The mood was anxious and bleak – the mood of a city before a siege. Up, at the top of the steps leading into Gezi Park, dark shadows in hardhats patrolled the makeshift barricades, nervously scanning the movement of the riot police and water cannon vehicles at the opposite ends of Taksim Square. Inside the park, under the plane trees and blooming lindens, supply tents were already stacked up with boxes of crackers and water bottles. Volunteer doctors swiftly assembled first aid kits on a table. Fire extinguishers and shovels stood ready in one corner. Preparation was key. Earlier that day, Turkey’s prime minister Recep Tayyip Erdogan – Gazdogan, as he had been recently renamed on the walls of surrounding buildings – had issued his “final warning:” get out of the park or suffer the consequences of the government’s wrath.
But nobody was leaving. The danger had only brought people closer: anarchists and socialists and Kurds and liberals and conservatives and environmentalists and LGBT activists. At three o’clock on Friday morning Gezi Park was full of young people, many of them wide awake in small pools of light, chronically checking their phones and laptops and tablets, others playing backgammon to pass the time, smoking, strumming guitars, or reading for their university exams. A small crowd had gathered by the stage in the center of the park to learn the results of the negotiation talks between Erdogan and representatives of the protesters. Less troubled souls were already sleeping in their tents, on benches, and on colorful blankets spread out on the ground, as if in a mosque.
The attack never came that night. Gezi Park was to survive another day, though its future remained uncertain.

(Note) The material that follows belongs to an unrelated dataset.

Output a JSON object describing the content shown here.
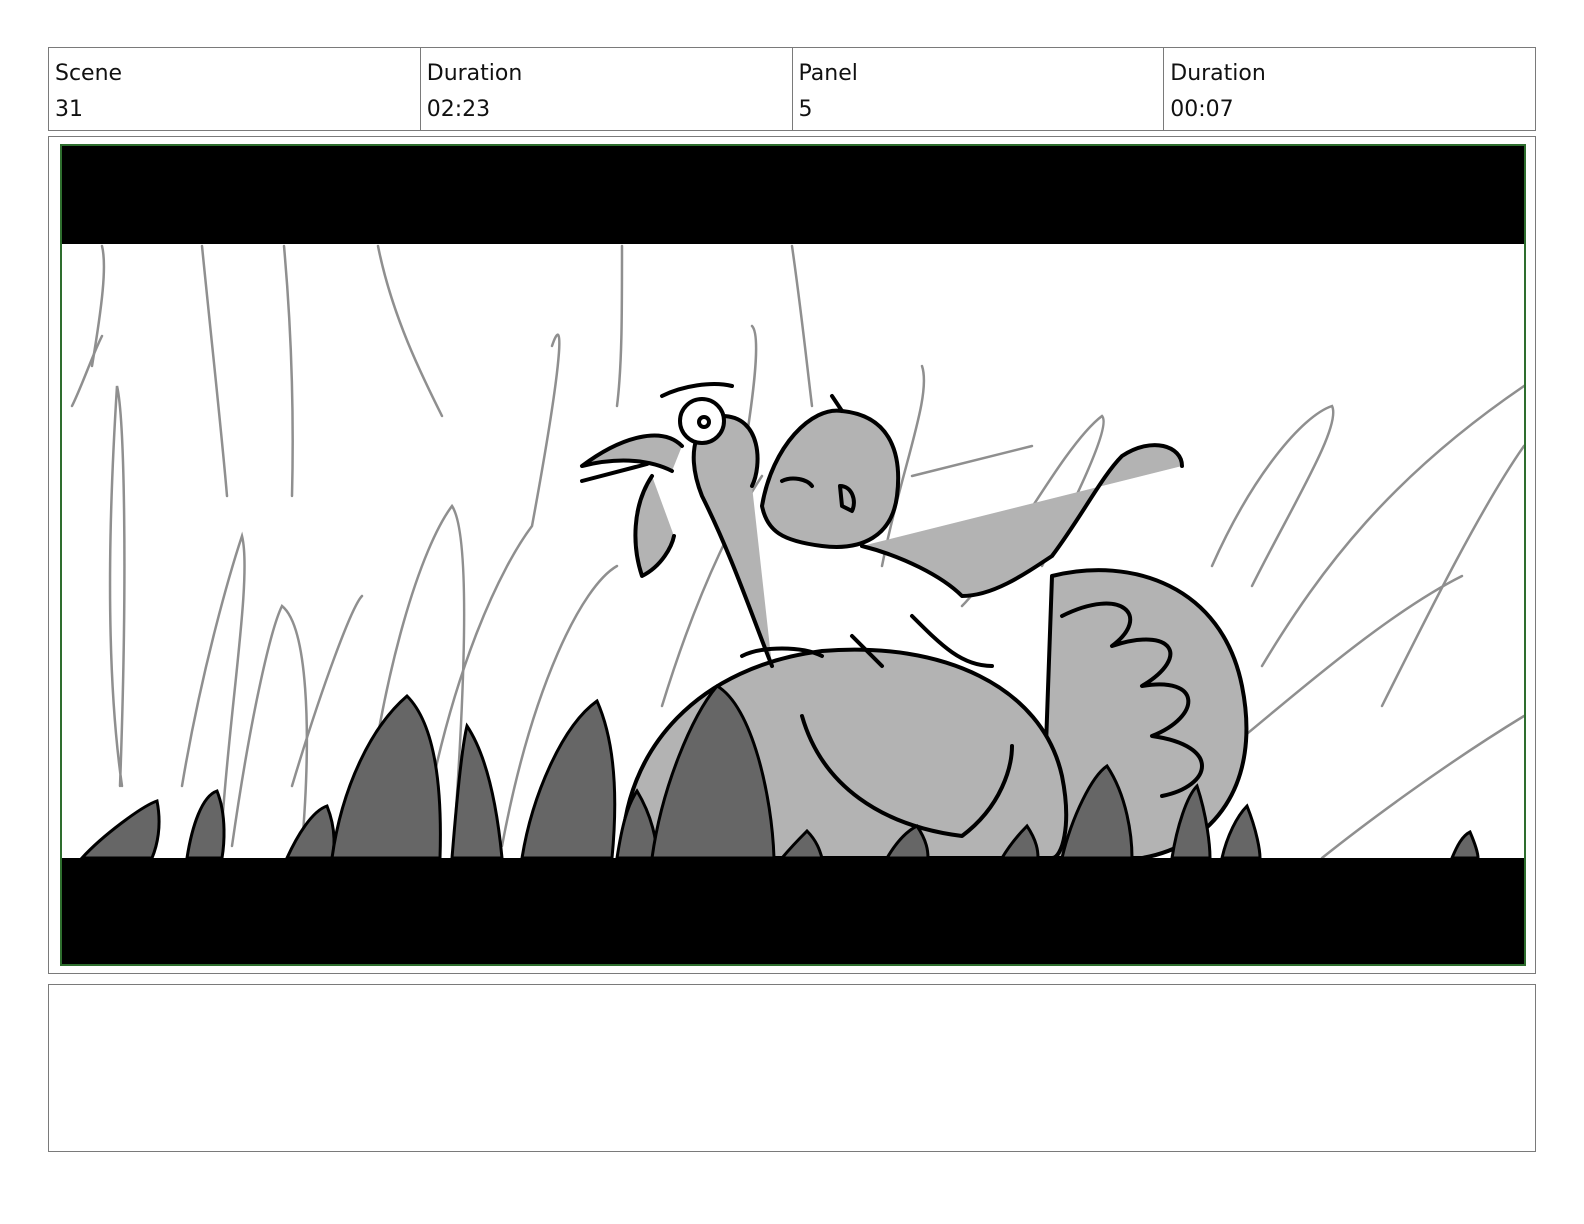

Outside, by the Ataturk Monument on Taksim square, the pianist Davide Martello, aka Klavierkunst, was performing a live concert. Both protesters and police were listening enchanted, suspending for a moment their animosity. As long as the music played, there wouldn’t be any violence. For 1001 nights.